According to Südhof & Malenka (2008), strategic cultures present a set of beliefs on fundamental character that are marked by international politics as well as the best ways to cope with it. The world is definitely divided by specific cultures that share a common identity across various parameters. Thirdly, norms define what is efficacious, right and appropriate in international realm. The three are transmitted across some generational lines through education and acculturation which makes North Korea to be completely different to Western cultures and thus North Korea would be subjectively judged by coalition of these powerful states.

In conclusion, North Korea might not have taken substantive steps on human rights and fundamental importance of human dignity and respect in the past. There are still no significant improvements in military actions in the country as well as issues human rights; ill-treatment, torture, guards actions, freedom of expression and association, minorities rights and judiciary authority. The considerations that was to be taken after February 2014 investigations into human rights issues can be explained through viewpoints that may probably explain the decision to be taken and consequent actions. There are three most expansive paradigms that explain issues on international relations.

Liberals have a more optimist view when predicting about the outcomes where two states or fronts are seen to work towards cooperation, peace and stability. They build up their foresights on the historical developments which has endeared democracy, trade and growth which would mean that the response of great power states would be more inclined in seeking peaceful negotiations and particularly use United Nations or regional institutions to resolve North Korean human rights issues. However, it has some weaknesses as there has been continuous disregard for such rights by Northern Korea and appeasement has ended up in dire frustration over the time. Realists’ theorists would have been more pessimistic on the steps that would be taken on North Korean due to failure of human rights. Specifically, it would have seen an inevitable conflict that would eventually force North Korea to take into considerations the issues of concern.

However, optimist realists comes up with the most probable outcomes by predicting imminent conflict but taking the opposing states as logical actors who would take into account the prevailing factor that would threaten international peace and stability. If coalition of states were to take a stern steps by imposing sanctions or proposing war that would divide the global states into two with some supporting Western nations and its affiliates while others supporting North Korea. Constructivist looks at subjective aspects of political, social and cultural positions that are used to interpret the actions of a country like North Korea. Its stand is; nations can be judged based on prevailing subjective stands and that would mean that North Korea is ultimately judged through past hostilities that exist between it and other Western countries.


Chen, R A 2014, Critical Analysis of the US “Pivot” toward the Asia-Pacific: How Realistic is Neo-realism?

Friedberg, A. L 2005, The Future of US-China Relations: Is Conflict Inevitable? International security30(2), 7-45.

Hong, C 2014, Human Rights in North Korea: War by Other Means: The Violence of North Korean Human Rights, The Asia-pacific Journal, Vol. 12, Issue 13.

Keohane, R O 2012, Twenty years of institutional liberalism. International Relations, 26(2), 125-138.

Mansbach, R W , & Taylor, K L 2013, Introduction to global politics. Routledge.

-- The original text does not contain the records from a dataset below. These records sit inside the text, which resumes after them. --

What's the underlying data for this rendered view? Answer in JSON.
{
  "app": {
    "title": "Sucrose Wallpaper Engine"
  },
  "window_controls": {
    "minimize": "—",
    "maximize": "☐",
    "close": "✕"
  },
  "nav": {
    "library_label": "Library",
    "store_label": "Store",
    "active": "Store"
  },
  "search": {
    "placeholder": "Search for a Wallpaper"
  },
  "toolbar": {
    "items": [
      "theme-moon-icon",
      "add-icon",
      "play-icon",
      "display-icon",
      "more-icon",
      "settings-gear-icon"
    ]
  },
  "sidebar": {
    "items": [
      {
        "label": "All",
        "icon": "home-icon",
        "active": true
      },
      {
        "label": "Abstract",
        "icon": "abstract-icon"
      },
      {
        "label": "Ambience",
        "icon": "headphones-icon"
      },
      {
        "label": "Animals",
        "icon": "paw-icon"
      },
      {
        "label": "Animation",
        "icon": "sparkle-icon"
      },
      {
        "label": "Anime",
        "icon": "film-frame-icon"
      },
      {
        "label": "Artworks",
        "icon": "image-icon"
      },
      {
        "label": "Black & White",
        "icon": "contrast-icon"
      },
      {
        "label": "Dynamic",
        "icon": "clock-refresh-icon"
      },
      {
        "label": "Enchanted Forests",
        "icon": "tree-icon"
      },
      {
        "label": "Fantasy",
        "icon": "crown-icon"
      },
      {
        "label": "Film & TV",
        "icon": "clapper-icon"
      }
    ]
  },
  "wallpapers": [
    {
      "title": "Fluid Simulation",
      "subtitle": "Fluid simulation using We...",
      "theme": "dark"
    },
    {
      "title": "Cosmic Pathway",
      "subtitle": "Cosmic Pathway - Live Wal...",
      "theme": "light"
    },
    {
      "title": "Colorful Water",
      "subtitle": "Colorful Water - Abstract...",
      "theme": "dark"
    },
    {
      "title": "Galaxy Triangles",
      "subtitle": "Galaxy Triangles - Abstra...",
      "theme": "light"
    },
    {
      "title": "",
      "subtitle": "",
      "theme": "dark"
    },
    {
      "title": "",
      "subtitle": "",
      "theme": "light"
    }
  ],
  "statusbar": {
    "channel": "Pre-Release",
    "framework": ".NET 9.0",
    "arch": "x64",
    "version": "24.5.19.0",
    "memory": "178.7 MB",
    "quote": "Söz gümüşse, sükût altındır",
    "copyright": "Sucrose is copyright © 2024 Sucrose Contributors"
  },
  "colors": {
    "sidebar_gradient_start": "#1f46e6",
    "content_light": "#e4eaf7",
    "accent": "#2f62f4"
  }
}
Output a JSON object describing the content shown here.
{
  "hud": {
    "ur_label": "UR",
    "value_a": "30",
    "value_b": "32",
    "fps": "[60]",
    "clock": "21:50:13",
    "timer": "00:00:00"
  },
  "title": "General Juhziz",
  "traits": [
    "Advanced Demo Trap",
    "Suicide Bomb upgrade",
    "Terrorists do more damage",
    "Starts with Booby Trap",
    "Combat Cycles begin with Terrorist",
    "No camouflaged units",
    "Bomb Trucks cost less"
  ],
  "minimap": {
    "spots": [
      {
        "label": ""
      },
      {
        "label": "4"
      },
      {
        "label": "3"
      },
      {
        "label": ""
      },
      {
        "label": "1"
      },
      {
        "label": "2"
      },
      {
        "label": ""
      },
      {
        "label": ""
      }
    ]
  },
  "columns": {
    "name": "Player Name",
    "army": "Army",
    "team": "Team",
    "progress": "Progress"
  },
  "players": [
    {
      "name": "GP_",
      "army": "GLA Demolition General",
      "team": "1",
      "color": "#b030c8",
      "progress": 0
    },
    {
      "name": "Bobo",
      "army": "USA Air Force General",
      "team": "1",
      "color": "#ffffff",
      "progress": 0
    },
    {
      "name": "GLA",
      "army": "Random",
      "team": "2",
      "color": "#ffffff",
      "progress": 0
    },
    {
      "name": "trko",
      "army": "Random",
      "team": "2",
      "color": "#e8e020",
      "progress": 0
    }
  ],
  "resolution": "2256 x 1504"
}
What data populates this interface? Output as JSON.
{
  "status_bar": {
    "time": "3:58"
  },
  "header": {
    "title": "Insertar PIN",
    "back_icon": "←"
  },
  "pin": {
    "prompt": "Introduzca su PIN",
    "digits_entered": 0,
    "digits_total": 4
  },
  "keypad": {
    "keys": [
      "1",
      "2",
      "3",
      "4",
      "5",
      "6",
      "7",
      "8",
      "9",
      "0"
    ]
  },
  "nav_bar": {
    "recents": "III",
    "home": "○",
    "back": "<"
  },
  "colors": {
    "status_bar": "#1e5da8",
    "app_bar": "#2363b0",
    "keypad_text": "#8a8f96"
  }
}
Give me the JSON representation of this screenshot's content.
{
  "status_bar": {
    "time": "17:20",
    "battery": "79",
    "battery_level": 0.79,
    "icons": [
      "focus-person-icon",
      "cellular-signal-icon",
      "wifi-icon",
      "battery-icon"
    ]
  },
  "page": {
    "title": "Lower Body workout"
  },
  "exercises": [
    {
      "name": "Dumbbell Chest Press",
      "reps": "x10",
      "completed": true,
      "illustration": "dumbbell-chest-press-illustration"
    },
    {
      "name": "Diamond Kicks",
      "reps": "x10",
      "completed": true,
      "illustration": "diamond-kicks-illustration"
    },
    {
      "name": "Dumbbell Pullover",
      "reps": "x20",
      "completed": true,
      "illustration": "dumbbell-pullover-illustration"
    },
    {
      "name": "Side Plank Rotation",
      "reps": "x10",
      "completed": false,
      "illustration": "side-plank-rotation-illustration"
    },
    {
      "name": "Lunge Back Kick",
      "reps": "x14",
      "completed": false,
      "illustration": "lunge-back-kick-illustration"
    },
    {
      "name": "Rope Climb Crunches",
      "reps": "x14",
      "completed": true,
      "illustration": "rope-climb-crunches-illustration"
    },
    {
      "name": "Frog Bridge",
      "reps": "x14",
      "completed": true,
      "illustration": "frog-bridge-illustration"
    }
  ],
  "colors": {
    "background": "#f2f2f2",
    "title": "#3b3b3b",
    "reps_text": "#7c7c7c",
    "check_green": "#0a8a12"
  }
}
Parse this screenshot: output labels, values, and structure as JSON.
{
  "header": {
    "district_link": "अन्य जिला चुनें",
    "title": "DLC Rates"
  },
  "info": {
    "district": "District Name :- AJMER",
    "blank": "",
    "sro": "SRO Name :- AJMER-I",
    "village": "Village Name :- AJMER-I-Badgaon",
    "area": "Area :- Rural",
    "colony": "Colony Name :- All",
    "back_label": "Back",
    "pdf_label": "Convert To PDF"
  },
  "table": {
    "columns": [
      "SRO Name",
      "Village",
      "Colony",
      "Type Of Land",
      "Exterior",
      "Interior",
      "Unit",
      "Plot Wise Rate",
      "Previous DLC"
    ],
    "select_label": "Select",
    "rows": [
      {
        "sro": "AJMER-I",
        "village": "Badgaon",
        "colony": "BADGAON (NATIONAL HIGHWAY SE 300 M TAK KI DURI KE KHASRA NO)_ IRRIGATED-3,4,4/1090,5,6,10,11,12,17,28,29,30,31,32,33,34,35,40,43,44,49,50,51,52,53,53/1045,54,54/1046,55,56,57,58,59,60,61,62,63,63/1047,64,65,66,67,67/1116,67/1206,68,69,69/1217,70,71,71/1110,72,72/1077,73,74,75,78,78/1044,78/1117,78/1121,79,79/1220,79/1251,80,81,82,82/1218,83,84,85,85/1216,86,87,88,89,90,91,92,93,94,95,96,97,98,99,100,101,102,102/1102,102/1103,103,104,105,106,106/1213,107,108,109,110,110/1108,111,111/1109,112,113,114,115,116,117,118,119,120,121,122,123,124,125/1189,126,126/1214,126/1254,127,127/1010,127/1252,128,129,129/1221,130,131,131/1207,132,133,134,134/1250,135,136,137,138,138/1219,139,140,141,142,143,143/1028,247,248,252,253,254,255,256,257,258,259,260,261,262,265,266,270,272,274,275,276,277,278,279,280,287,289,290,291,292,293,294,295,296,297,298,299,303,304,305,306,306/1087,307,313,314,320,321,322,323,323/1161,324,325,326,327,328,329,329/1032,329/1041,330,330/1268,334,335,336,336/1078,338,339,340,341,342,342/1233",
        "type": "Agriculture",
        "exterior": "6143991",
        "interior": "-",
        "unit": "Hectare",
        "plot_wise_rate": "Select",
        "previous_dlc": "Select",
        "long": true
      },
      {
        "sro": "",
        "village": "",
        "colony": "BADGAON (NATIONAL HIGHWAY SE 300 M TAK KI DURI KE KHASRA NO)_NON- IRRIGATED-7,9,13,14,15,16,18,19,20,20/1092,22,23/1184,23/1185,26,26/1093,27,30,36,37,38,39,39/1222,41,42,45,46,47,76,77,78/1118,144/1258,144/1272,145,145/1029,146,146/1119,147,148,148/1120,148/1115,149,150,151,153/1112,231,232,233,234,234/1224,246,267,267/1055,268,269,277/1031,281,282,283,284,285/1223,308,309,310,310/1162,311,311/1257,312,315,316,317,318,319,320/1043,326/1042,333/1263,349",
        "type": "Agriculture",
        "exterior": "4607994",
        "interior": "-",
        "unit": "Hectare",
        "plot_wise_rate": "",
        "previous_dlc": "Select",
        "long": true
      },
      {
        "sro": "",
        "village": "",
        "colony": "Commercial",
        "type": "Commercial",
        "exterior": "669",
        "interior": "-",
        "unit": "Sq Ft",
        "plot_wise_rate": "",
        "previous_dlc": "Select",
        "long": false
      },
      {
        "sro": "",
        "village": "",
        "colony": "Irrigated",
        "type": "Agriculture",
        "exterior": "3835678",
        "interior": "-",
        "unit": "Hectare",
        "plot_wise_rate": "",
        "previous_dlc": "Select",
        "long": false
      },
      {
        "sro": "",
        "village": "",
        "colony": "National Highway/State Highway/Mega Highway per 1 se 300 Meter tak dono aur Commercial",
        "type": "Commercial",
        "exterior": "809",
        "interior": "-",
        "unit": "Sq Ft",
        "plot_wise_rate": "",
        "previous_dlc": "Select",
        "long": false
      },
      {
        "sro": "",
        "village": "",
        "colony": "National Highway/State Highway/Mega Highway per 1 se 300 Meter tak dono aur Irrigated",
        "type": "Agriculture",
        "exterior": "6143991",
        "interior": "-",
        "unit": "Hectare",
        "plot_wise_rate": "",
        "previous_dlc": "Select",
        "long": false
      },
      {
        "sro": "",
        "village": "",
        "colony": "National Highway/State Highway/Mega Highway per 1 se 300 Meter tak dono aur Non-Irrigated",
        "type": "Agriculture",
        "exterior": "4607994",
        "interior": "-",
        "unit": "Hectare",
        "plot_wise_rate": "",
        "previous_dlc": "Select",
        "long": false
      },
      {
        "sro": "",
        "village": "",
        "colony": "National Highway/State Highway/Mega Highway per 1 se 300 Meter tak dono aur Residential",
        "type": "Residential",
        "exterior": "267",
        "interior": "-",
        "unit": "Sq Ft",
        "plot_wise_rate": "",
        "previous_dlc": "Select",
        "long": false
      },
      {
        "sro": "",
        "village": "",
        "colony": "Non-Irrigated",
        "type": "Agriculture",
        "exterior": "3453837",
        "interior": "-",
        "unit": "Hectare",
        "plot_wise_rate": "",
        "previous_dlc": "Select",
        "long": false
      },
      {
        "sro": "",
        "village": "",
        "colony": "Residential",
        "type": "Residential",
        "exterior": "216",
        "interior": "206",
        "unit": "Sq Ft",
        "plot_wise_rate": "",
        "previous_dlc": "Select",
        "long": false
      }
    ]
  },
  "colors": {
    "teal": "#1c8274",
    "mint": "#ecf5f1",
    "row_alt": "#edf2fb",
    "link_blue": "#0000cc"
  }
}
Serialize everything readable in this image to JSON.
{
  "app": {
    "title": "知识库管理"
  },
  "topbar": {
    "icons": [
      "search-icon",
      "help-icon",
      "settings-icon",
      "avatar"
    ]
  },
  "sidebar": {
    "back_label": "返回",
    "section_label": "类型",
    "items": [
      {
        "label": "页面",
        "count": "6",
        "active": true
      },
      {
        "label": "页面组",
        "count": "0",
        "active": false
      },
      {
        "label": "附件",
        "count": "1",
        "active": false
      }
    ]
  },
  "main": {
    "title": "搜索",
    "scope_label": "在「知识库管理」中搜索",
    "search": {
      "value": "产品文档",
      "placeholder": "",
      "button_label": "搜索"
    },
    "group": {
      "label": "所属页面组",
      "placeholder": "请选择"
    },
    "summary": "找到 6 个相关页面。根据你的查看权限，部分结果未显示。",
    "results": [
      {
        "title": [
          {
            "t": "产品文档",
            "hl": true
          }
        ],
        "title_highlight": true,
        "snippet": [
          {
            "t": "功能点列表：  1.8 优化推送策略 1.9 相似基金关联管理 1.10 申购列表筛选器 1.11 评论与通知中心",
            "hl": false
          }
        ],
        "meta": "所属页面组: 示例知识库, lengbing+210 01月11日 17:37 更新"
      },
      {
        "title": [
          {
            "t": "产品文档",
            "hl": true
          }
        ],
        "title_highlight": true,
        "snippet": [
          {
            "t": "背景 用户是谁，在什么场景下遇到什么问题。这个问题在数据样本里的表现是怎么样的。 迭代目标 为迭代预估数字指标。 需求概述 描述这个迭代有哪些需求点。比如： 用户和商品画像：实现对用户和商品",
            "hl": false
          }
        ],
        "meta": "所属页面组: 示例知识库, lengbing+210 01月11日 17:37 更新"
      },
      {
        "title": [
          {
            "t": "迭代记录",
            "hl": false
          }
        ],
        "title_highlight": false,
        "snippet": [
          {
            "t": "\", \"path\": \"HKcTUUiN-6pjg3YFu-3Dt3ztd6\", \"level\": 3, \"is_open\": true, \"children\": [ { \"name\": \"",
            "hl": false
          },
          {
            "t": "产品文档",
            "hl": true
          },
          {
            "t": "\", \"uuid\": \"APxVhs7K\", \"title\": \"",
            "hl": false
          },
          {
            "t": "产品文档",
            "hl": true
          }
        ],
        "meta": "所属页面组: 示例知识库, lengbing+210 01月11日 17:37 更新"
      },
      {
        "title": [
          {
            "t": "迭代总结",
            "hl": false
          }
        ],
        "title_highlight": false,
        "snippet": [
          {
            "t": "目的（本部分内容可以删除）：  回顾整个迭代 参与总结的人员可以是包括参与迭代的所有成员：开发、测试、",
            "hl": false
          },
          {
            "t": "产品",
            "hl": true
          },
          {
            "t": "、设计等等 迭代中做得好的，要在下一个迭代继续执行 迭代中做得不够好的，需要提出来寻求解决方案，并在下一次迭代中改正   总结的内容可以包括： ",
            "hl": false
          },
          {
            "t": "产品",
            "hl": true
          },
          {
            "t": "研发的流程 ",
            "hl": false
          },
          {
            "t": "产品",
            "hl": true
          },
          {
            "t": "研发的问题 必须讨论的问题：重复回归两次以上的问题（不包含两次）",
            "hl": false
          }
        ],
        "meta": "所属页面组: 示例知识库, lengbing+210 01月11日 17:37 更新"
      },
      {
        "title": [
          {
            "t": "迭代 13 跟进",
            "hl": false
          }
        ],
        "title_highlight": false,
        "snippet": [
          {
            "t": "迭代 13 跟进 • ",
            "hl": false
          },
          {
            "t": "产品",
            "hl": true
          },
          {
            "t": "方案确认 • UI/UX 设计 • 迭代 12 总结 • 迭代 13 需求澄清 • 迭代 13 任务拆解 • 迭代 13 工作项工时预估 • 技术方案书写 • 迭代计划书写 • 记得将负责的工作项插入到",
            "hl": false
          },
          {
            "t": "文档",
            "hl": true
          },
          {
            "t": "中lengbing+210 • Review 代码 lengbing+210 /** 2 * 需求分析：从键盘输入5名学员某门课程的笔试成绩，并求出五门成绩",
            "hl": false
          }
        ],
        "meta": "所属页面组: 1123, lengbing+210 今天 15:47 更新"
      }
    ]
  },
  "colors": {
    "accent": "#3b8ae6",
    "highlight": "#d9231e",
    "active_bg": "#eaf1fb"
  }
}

Südhof, T. C., & Malenka, R. C 2008, Understanding synapses: past, present, and future. Neuron60(3), 469-476.

Toloraya, G 2012, Russia and North Korea: New Putin’s Term-Old Policy?.IFANS, 53.

Williams, M. C 2004, Why ideas matter in international relations: Hans Morgenthau, classical realism, and the moral construction of power politics. International Organization, 633-665.